Teams are very selective in their hiring process because the cheerleaders will represent the team and organization. Once hired, cheerleaders have to follow strict rules about tanning, undergarments, vision wear, hair color and style, social networking, feelings, standing, eating, showering, skin care, weight, breath, feet, makeup, shaving, “jiggle tests”, cleansing, and more. It takes dedication to make it as a cheerleader.
With all the rules and time commitments, cheerleaders may only be paid $50 to $150 per home game. On average, most cheerleaders make about $1250 per season. Most cheerleaders last less than 4 seasons before moving on. NBA cheerleaders may make more money because there are more home games. Some NFL cheerleaders made headlines in 2014 by suing over the minimal pay and huge time commitments. This may change the world of cheerleading in the future.
Cheerleaders do get perks like gym passes, spa packages, and other freebies, but the biggest perk is the exposure that they receive. Many cheerleaders use cheerleading jobs to jumpstart their modeling, dancing, or acting careers. Maybe you’ve heard of famous cheerleaders like Paula Abdul, a former LA Lakers girl, or Teri Hatcher, a former cheerleader for the San Francisco 49ers? Other celebrities with cheerleading on their resume include Cameron Diaz, Christina Aguilera, Madonna, Steve Martin, George W. Bush, and Franklin D. Roosevelt.
Cheerleading alone is not a sustainable career due to the time commitment, rules, and low pay. Many cheerleaders value the experience, exposure, and extra income. If you’re an enthusiastic athlete, with model like qualities, who enjoys the spotlight and wants to cheer her favorite team to victory, then maybe you need to tryout to be a professional cheerleader. Go team!

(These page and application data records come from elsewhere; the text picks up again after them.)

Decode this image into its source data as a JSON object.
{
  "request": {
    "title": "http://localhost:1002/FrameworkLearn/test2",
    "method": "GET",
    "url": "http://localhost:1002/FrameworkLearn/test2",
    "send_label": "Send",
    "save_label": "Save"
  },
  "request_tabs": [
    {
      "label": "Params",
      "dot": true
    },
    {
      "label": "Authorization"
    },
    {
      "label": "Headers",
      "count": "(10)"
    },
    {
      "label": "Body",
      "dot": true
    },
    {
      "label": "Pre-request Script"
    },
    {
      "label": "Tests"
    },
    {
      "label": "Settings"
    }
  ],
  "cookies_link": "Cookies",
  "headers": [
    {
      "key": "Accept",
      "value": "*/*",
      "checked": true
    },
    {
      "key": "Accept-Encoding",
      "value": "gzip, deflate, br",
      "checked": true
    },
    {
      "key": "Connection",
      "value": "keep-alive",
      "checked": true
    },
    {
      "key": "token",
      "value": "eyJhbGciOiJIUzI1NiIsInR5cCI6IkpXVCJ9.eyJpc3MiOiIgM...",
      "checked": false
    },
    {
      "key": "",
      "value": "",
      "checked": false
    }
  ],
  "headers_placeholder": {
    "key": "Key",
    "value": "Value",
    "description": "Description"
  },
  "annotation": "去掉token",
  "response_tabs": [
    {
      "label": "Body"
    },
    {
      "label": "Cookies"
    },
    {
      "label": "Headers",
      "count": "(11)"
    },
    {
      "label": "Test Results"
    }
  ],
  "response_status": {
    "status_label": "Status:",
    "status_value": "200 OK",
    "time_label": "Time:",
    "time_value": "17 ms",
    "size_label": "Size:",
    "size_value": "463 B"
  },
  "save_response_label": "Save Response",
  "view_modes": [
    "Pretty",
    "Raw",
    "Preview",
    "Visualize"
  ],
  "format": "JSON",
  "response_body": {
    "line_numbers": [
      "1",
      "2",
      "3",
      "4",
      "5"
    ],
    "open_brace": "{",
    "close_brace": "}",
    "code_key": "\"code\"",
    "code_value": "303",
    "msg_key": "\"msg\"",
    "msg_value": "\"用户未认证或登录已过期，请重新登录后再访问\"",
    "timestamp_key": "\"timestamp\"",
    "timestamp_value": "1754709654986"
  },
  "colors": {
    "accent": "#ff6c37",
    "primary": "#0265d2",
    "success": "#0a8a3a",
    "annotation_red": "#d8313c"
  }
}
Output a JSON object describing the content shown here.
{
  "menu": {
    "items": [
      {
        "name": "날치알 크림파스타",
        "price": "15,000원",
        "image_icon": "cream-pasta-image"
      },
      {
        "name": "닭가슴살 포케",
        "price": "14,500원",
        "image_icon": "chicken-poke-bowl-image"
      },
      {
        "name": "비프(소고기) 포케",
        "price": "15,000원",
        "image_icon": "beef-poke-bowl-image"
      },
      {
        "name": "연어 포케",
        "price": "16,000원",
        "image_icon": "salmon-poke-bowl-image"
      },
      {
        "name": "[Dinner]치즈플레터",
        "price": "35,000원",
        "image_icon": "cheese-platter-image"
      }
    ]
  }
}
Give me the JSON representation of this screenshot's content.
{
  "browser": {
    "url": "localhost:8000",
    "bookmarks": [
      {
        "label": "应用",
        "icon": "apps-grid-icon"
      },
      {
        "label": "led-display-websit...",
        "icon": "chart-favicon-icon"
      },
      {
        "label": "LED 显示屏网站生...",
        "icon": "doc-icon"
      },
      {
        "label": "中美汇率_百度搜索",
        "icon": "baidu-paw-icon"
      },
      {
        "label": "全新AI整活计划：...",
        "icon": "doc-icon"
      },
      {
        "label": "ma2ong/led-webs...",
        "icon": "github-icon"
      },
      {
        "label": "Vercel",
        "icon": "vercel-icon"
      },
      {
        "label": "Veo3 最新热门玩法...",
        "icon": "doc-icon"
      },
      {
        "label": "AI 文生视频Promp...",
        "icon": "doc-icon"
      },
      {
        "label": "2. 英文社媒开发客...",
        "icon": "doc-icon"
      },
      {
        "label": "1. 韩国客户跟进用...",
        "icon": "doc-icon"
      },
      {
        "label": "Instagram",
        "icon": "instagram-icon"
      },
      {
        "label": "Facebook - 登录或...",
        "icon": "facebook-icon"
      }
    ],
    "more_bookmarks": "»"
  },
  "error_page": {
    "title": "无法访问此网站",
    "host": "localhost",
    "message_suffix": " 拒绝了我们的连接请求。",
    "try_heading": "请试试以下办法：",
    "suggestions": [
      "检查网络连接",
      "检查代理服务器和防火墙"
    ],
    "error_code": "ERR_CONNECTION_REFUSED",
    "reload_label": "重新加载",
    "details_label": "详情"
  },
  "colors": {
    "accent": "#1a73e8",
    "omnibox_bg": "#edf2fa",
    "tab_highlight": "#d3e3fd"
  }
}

Quick Facts About Cheerleaders
Job Title: Cheerleader
Office: Sporting events
Description: Motivate team to victory and entertain fans during sporting events
Certifications/Education: None required
Necessary Skills: Enthusiastic, Super fit
Potential Employers: Professional sports teams
Pay: $50 to $150 per home game